=== Section Start ===

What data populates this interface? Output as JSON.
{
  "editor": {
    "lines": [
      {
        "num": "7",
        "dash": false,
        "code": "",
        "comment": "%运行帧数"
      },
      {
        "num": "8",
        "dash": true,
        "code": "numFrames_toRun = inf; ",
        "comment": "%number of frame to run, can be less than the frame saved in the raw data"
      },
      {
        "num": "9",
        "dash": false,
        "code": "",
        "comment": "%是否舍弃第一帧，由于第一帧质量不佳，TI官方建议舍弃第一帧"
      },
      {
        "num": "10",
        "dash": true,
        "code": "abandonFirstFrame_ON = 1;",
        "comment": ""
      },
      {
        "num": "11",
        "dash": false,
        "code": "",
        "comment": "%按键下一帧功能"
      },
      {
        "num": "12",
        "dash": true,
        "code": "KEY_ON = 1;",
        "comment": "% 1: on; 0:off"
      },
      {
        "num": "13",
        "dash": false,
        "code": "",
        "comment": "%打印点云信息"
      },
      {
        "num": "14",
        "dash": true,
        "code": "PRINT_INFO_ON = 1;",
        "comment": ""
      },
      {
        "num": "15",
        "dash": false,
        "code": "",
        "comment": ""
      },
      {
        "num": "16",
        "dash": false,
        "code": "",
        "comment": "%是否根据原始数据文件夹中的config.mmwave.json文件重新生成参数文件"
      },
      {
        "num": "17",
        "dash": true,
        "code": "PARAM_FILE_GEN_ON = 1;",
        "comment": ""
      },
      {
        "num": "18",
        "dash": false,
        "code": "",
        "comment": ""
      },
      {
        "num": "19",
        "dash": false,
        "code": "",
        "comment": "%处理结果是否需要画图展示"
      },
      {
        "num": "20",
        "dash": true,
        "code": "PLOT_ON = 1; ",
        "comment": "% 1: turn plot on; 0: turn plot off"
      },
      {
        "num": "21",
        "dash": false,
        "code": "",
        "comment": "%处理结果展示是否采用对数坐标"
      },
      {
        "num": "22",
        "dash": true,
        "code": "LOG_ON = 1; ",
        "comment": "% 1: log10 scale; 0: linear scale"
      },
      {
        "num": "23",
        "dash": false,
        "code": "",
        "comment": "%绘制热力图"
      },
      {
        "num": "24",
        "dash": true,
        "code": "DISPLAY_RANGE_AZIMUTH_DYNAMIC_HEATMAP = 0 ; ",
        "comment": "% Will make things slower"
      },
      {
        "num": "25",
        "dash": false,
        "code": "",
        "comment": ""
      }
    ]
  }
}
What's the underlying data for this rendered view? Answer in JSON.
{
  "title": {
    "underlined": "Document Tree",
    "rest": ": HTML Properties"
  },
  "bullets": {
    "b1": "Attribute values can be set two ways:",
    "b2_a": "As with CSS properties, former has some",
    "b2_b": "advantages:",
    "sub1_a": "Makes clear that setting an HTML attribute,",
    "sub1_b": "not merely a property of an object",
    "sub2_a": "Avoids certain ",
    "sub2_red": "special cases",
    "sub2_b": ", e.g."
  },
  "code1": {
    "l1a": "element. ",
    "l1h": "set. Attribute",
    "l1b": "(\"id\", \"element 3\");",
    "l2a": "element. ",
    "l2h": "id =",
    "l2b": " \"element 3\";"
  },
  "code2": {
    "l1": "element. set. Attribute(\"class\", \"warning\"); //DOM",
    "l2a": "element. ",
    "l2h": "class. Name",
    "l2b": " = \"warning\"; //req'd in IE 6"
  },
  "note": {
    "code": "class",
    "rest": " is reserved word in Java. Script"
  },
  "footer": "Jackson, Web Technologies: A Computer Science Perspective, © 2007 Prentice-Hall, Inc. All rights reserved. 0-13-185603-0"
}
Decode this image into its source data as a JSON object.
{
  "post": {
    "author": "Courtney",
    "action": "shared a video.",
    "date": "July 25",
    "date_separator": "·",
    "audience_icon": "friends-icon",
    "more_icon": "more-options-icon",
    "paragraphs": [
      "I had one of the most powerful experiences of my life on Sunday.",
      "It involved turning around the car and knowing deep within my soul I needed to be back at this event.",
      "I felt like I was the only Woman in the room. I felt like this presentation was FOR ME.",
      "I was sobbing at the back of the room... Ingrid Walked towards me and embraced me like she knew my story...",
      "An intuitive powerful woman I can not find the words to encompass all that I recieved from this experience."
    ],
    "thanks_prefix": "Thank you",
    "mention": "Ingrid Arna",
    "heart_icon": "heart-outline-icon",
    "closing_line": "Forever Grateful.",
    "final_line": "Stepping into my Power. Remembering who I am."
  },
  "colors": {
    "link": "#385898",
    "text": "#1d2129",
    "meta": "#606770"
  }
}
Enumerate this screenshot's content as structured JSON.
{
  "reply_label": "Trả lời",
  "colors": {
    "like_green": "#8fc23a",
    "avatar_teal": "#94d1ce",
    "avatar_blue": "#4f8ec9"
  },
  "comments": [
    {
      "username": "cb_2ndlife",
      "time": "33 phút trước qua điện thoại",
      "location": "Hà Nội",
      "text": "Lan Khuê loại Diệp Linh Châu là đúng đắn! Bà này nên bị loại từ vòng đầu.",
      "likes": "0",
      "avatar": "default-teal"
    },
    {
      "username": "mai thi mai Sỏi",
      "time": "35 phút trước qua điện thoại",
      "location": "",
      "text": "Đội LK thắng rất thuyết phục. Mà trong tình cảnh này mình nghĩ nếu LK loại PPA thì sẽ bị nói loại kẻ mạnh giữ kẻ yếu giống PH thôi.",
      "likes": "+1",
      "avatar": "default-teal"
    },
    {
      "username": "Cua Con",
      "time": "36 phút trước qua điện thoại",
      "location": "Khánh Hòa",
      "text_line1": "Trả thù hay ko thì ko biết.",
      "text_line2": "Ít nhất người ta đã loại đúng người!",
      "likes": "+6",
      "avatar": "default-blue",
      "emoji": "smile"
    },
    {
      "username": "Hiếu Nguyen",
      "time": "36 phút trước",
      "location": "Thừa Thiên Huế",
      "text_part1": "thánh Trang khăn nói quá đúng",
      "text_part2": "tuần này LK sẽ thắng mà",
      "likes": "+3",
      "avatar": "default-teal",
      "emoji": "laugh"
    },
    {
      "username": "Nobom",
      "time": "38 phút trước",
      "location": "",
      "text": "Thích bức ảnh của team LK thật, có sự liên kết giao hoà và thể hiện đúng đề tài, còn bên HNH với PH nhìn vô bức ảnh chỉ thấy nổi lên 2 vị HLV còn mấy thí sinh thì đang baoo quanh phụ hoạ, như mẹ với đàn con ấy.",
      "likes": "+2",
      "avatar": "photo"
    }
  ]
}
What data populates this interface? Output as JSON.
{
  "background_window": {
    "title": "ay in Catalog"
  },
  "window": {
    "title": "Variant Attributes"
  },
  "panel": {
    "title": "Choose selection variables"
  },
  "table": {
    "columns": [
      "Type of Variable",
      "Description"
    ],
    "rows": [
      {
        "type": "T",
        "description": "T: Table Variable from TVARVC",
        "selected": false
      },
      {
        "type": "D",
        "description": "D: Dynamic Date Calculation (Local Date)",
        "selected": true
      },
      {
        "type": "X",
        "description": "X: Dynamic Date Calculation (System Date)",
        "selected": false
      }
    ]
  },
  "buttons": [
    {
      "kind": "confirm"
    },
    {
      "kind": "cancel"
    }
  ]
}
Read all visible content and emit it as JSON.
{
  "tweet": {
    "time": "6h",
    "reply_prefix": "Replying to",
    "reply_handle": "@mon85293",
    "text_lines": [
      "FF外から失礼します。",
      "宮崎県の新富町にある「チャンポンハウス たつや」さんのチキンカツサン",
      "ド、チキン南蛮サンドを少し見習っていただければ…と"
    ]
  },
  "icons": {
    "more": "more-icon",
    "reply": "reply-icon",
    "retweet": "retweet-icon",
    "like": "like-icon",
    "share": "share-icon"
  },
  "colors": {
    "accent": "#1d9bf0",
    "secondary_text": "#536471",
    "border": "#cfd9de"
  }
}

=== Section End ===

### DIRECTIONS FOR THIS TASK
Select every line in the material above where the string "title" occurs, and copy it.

### YOUR RESPONSE
  "title": {
    "title": "ay in Catalog"
    "title": "Variant Attributes"
    "title": "Choose selection variables"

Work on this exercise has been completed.